The Curious Tale of the Radio Hat
The Radio Hat, posed by Hope Lange. The two tube radio receiver cost $7.95 and was manufactured by the American Merri-Lei Corporation of Brooklyn, N.Y. (Kind of a 1949 iPod.) The radio was powered by an external battery pack. – Radio-Electronics staff, Avery Slack photographer., Public domain, via Wikimedia Commons

In the late 1940s, an era brimming with optimism and the promise of new technology, a peculiar invention briefly captured the public’s imagination: the Radio Hat. This quirky, ahead-of-its-time device was more than just a gadget; it was a symbol of post-war innovation and a peek into a future where technology and everyday life would become increasingly intertwined. The story of the Radio Hat isn’t just about an unusual fashion statement; it’s about ambition, the pursuit of novelty, and the fleeting nature of some inventions.

The Radio Hat made its debut in 1949, introduced by American inventor Victor Hoeflich. At a time when portable radios were still relatively bulky and cumbersome, Hoeflich’s invention stood out for its unique integration of technology and personal accessory. The hat, which came in various colors, had a built-in radio complete with an antenna and batteries concealed within its structure. Users could listen to their favorite radio stations via earphones that connected to the hat, turning the simple act of wearing a hat into a personal entertainment experience.

Imagine the scene: people walking down the street, each tuned into their own world of music and news, a personal soundtrack to their day-to-day life. The Radio Hat was more than just a way to listen to the radio; it was a statement, a piece of wearable technology that signaled a futuristic vision where fashion and function could merge. It promised a new level of personal freedom and convenience, a way to bring your entertainment wherever you went, a novel concept in the days before smartphones and earbuds.

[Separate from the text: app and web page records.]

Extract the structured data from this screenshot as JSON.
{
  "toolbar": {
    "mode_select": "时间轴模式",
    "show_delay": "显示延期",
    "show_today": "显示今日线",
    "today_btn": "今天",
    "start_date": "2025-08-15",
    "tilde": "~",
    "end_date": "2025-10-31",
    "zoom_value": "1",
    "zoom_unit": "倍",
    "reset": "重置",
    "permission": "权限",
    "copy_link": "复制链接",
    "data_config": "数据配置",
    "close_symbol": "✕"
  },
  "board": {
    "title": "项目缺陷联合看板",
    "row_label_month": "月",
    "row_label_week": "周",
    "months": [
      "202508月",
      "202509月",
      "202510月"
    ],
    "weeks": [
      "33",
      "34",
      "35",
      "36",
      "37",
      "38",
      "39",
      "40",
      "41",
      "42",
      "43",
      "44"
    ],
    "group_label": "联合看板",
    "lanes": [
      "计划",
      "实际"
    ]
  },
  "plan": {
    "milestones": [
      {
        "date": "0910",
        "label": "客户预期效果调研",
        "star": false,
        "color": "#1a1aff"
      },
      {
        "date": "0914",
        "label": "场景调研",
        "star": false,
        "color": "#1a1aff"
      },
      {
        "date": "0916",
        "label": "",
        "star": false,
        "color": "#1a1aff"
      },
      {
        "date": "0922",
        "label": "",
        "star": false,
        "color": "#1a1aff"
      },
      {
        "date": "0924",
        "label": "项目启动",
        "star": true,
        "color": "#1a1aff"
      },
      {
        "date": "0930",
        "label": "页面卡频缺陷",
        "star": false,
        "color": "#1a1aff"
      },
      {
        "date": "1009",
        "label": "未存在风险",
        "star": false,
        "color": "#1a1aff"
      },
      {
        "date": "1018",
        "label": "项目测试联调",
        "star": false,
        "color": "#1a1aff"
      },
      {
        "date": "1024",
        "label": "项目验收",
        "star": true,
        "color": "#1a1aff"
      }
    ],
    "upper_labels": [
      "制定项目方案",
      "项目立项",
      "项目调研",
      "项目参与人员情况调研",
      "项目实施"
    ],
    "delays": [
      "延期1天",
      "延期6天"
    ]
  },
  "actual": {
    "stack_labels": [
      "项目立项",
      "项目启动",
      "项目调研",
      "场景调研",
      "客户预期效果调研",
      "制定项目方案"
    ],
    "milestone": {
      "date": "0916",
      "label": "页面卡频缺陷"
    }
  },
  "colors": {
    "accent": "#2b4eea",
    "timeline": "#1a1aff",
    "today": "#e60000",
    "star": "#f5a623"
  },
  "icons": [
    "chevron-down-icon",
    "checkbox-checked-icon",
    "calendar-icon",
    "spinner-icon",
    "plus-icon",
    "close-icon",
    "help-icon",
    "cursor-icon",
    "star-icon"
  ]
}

However, the Radio Hat’s journey was as brief as it was bright. While it initially generated interest and curiosity, the practicality of the design soon came into question. The hat was somewhat bulky, with its protruding antenna and the weight of the batteries and radio components. It was a far cry from the sleek, unobtrusive technology we’re accustomed to today. Fashion, too, played a role in its decline. What was initially a novelty soon became seen as a bit too eccentric for everyday wear, a gadget that was perhaps too ahead of its time.

Moreover, the rapidly evolving technology of the era quickly outpaced the Radio Hat. Portable radios continued to shrink in size and increase in efficiency, making them more convenient to carry and use without the need for integration into clothing. The novelty of the Radio Hat couldn’t compete with the practicality and growing affordability of these handheld devices.

Despite its short-lived popularity, the Radio Hat’s legacy endures as a fascinating footnote in the history of technology and fashion. It was a precursor to the wearable technology that would become prevalent in the 21st century, an early experiment in combining utility with personal style. The Radio Hat reminds us that the path of innovation is filled with trials and errors, with ideas that may seem outlandish at first but pave the way for future advancements.

Today, as we don our smartwatches and wireless earbuds, it’s worth looking back at the Radio Hat with a sense of whimsy and appreciation. It represents a time of boundless creativity and optimism, a belief in the power of technology to enhance our daily lives in ways previously unimaginable. The Radio Hat, in its own quirky way, was a harbinger of a world where technology is an intimate, ever-present part of our personal landscape.

The story of the Radio Hat is more than just the tale of a forgotten gadget; it’s a narrative about the spirit of innovation, the fleeting nature of fashion, and the eternal human quest for progress. It’s a reminder that even the most unconventional ideas have a place in the journey of invention, contributing to the rich tapestry of our technological history and inspiring future generations to think outside the box. As we tune into our own devices and navigate a world filled with technology, the Radio Hat stands as a symbol of the wonder and possibility that defines our ongoing relationship with the inventions that shape our lives.

Don Leith

By Don Leith

Retired from the real world. A love of research left over from my days on the debate team in college long ago led me to work on this website. Granted, not all these stories are "fun" or even "trivial" But they all are either weird, unusual or even extraordinary. Working on this website is "fun" in any case. Hope you enjoy it!